In an exclusive report Reuters' Matt Goldstein has uncovered the mystery seller of 75,000 E-Mini contracts during the market melt down. And no, it's not Nassim Taleb as previously reported: the culprit for soaking up ES liquidity (if indeed the selling of 75,000 50x S&P equivalents is enough to throw the market into a 10% tailspin): the "hedging" party is small Kansas-based advisor and asset manager Waddell & Reed (yeah, that was our reaction too). This information is based on an internal CME report which has yet to be disseminated to the general public. Yet the biggest question is not why Waddell trade what it did, when it did, but why did Barclays, which executed the trade for Waddell, stuff the massive order into the pipe, without breaking it up into a thousand child orders first. This is borderline criminal negligence, with Barclays basically begging for their "best executions" practices to be front run by every single algo in existence .
As Matt notes:
Waddell sold on May 6 a large order of e-mini contracts during a 20-minute span in which U.S. equity markets plunged, briefly wiping out nearly $1 trillion in market capital, the internal document from CME Group Inc said.
And while hardly the catalyst for the selloff, this transaction represented 9% of the total ES volume traded during the crash.
During the 20-minute period, 842,514 contracts in e-minis were traded while Waddell from 2 p.m. to 3 p.m. traded its contracts, CME said. The CME document did not provide a break-out of Waddell's trading during the crucial 20 minutes.
On the other hand, other parties, such as Jump Trading, Goldman Sachs, Interactive Brokers, JPMorgan Chase and Citadel Group were also actively trading E-Minis: we would love to figure out just how much of their trading was flow, how much was prop, how much was hedging, and how much was a malicious attempt to exacerbate the collapse. We are confident that with Goldman's newfound appreciation of the word "transparency" that Mr. Blankfein will have no problems sharing with the world every trade ticket that Goldman executed in that fateful 20 minutes period. And yes, Goldman can white out the name of the beneficiary party on the ticket... As long as it is not Goldman Sachs itself of course.
Yet going back to the Waddell situation, we are curious why the firm would announce its massive block publicly, fully aware it would be front-run by every algo from here to Timbuktu. Why not just go to Sigma X and find a hidden buyer without moving the market? After all, dark pool advocates will claim, this is the very purpose of dark liquidity. Why not this time? And lastly, despite what other may claim, a $432 million trade forcing a 10% drop in the market would indicate that liquidity is probably 10 times worse than even our worse expectations. Of course, an immediate Fill or Kill with massive broker incentives would force every trader to scramble, especially Lehman-cradle robbers Barclays, which executed the trade for Waddell.

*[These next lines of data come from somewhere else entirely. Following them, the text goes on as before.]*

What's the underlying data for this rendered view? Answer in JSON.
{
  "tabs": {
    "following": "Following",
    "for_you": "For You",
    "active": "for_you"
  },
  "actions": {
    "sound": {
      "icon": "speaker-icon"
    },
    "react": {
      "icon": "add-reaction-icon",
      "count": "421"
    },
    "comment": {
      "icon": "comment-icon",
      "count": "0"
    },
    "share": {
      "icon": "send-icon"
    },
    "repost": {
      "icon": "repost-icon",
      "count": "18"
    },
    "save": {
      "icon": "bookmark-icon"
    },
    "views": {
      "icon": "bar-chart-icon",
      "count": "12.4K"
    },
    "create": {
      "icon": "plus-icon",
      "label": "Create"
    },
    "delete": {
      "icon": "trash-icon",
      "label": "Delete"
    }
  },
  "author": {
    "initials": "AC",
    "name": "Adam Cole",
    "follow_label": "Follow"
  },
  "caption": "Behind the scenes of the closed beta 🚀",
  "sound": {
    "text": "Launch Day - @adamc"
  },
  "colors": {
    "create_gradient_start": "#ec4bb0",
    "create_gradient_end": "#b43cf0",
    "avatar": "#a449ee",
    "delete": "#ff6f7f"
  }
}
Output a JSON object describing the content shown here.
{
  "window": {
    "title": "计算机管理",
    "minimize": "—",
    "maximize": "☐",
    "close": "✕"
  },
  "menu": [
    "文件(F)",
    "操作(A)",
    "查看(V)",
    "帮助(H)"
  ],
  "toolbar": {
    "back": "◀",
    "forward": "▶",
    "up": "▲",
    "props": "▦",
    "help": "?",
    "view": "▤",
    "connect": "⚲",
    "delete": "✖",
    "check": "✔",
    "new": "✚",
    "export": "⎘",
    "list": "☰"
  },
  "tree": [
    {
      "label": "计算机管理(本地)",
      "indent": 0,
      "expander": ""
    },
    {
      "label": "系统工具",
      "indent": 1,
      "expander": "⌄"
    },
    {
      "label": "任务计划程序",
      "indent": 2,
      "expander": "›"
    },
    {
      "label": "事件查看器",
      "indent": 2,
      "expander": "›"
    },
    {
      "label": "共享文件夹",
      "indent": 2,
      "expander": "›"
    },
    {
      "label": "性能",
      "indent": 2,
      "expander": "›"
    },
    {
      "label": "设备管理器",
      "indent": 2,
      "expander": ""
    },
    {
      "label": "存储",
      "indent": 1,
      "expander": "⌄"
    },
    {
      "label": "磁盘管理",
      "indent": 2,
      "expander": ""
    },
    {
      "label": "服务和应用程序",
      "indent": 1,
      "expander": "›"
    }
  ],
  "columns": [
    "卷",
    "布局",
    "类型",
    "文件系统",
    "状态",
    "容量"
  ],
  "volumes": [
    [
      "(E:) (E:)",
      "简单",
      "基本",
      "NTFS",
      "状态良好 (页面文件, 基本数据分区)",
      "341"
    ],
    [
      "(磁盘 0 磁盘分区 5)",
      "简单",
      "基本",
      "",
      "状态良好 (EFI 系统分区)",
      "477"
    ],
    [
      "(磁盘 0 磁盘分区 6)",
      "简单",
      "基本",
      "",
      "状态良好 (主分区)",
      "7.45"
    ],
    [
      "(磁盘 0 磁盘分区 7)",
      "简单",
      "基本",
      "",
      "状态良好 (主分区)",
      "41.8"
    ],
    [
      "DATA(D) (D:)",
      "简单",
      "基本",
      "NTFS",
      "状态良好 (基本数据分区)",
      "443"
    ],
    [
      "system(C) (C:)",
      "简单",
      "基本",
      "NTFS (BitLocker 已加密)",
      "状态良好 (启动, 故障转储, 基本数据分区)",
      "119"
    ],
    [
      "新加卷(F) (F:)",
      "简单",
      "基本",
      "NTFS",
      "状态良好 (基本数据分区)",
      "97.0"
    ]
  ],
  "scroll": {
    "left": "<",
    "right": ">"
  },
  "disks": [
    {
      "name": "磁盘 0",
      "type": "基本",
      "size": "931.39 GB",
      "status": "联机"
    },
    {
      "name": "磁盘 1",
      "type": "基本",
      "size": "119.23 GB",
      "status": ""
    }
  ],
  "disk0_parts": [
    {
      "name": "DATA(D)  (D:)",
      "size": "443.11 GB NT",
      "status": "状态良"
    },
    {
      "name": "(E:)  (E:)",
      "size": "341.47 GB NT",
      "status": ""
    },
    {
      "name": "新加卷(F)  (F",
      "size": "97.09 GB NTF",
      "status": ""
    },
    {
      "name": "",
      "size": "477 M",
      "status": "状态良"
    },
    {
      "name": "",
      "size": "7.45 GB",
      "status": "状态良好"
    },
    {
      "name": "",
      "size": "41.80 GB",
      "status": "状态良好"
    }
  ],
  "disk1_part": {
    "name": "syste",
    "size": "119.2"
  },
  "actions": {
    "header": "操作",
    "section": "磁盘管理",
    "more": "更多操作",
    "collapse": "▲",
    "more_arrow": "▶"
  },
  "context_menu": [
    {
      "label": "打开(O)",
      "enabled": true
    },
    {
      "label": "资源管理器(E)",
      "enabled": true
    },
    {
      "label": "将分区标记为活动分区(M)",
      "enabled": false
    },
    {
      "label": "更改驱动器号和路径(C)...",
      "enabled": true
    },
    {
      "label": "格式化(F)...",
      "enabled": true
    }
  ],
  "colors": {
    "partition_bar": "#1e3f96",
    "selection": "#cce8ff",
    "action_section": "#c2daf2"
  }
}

The real question becomes why did Barclays stuff the order direct without breaking it up first: this is flow execution 10 1 error. Instead of focusing on Waddell, we hope regulators instead do much more investigation on Barclays' order execution "best practices."